To draw from the experiences of those working at the intersection of science and society, Zaringhalam joined two of her fellow graduate students, Avital Percher and Devon Collins, in creating a podcast called Science Soapbox. The podcast was an incredible opportunity to meet those who think deeply about how science can and should serve humanity. Together, they’ve interviewed thinkers from President Obama’s Science Adviser Dr. John Holdren to California Congresswoman Jackie Speier. Their conversations drove home the role of community organizing, policymaking, and advocacy in building relationships between those practicing science and those who should benefit from that science.
Zaringhalam found these conversations were happening as more scientists were waking up to the importance of bringing science back to the people. The decline of government support for research coupled with the increase in anti-science rhetoric has been a major catalyst for Zaringhalam and scientists of her generation. They understand scientists can no longer afford to isolate themselves from the societal context of their work. She also found herself face to face with the darker products of science – from the threat of nuclear war to allusions to genetic supremacy.
Zaringhalam’s science communication priorities moved in turn. She began communicating less about scientific discoveries and more about science as it is practiced and applied. She sees everything from the ignorance and failure that drives progress to the less savory chapters in the history of science as opportunities to build public trust and understanding.
In the aftermath of the 2016 election, Zaringhalam found her community in the emergent grassroots organization 500 Women Scientists. She joined the leadership team, inspired by their commitment to empowering women in STEM fields to build equity into science advocacy, activism, and evidence-based policymaking. While scientists may not be able to change the culture of an entire nation overnight, they can recommit to the work of equity, inclusion, and ethics within their own institutions.
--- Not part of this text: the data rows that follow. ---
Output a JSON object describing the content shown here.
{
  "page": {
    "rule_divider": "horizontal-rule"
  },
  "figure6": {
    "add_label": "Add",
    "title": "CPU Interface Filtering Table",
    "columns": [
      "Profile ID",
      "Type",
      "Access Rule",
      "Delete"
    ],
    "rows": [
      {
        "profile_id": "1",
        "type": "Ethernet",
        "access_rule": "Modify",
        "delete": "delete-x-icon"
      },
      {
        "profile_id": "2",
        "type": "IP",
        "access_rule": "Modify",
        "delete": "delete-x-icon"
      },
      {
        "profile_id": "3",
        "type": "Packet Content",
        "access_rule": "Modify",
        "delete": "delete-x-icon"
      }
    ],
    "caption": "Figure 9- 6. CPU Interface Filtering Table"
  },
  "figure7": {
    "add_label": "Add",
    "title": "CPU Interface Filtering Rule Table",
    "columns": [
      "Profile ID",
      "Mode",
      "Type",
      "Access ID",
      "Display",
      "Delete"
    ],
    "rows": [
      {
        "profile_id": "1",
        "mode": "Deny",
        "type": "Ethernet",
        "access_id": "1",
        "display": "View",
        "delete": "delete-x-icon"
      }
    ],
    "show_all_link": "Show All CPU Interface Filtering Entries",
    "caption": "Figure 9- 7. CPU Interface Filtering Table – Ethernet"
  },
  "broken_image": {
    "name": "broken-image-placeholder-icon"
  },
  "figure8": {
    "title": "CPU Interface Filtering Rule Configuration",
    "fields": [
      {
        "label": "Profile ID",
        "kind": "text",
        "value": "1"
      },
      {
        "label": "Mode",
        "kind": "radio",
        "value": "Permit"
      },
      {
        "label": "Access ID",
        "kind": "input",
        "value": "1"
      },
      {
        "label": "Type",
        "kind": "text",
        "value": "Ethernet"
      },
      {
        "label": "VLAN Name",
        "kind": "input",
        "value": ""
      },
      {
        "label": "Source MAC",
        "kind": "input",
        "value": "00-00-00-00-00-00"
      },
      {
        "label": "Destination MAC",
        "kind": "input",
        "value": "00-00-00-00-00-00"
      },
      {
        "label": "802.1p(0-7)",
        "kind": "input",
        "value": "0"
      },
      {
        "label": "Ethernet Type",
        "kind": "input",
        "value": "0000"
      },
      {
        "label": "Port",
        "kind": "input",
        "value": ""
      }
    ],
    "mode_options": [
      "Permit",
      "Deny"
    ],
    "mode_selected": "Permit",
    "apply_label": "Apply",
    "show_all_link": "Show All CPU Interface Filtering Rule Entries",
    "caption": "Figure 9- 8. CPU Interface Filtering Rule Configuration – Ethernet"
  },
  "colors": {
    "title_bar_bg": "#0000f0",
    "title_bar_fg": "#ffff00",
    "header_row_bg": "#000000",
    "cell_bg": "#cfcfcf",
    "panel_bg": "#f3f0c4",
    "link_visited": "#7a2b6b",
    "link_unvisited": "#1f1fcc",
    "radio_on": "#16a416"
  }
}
A newly minted Ph.D., Zaringhalam has moved away from the bench to step into the world of science policy, while committed to remaining a public-facing scientist. Her breadth of experiences has led her to Washington, D.C. as an AAAS Science and Technology Fellow dedicated to understanding how science should inform policymaking and as a producer for the Story Collider committed to bringing true, personal stories about science to the public. Science taught her that the best way to approach a challenge was from all angles possible with patience and persistence. She continues to carry that ethos with her through her advocacy journey.